#### EXERCISE OBJECTIVE:
What is the number of lines below that include the string "text"? Provide that number alone.
- - -
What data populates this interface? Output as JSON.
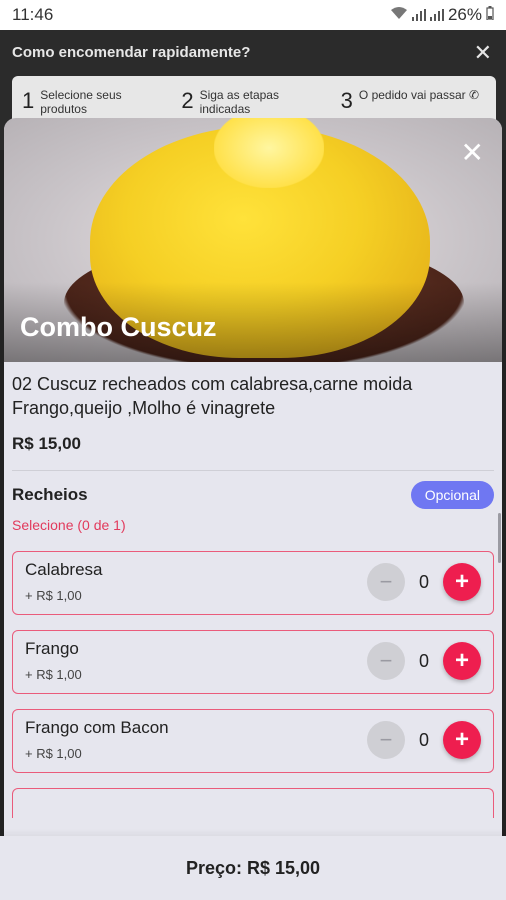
{
  "status_bar": {
    "time": "11:46",
    "battery": "26%"
  },
  "help": {
    "title": "Como encomendar rapidamente?",
    "steps": [
      {
        "num": "1",
        "text": "Selecione seus produtos"
      },
      {
        "num": "2",
        "text": "Siga as etapas indicadas"
      },
      {
        "num": "3",
        "text": "O pedido vai passar"
      }
    ]
  },
  "product": {
    "title": "Combo Cuscuz",
    "description_line1": "02 Cuscuz recheados com calabresa,carne moida",
    "description_line2": "Frango,queijo ,Molho é vinagrete",
    "price": "R$ 15,00"
  },
  "group": {
    "title": "Recheios",
    "badge": "Opcional",
    "hint": "Selecione (0 de 1)"
  },
  "options": [
    {
      "name": "Calabresa",
      "price": "+ R$ 1,00",
      "qty": "0"
    },
    {
      "name": "Frango",
      "price": "+ R$ 1,00",
      "qty": "0"
    },
    {
      "name": "Frango com Bacon",
      "price": "+ R$ 1,00",
      "qty": "0"
    }
  ],
  "footer": {
    "label": "Preço: R$ 15,00"
  },
  "icons": {
    "close": "close-icon",
    "minus": "minus-icon",
    "plus": "plus-icon",
    "whatsapp": "whatsapp-icon"
  },
  "colors": {
    "accent": "#ee1e4f",
    "badge": "#6f77f2",
    "hint": "#e23a5c",
    "option_border": "#ea5b7b"
  }
}
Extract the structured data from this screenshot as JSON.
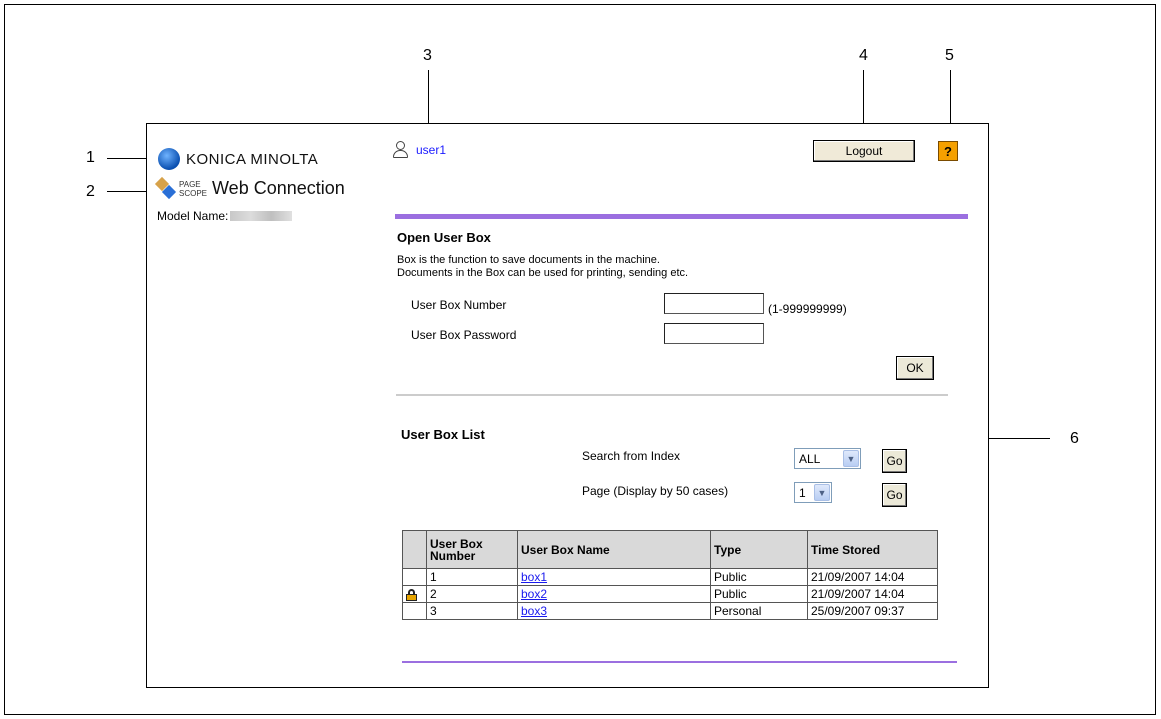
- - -
#### ANSWER FOR THIS EXERCISE:
3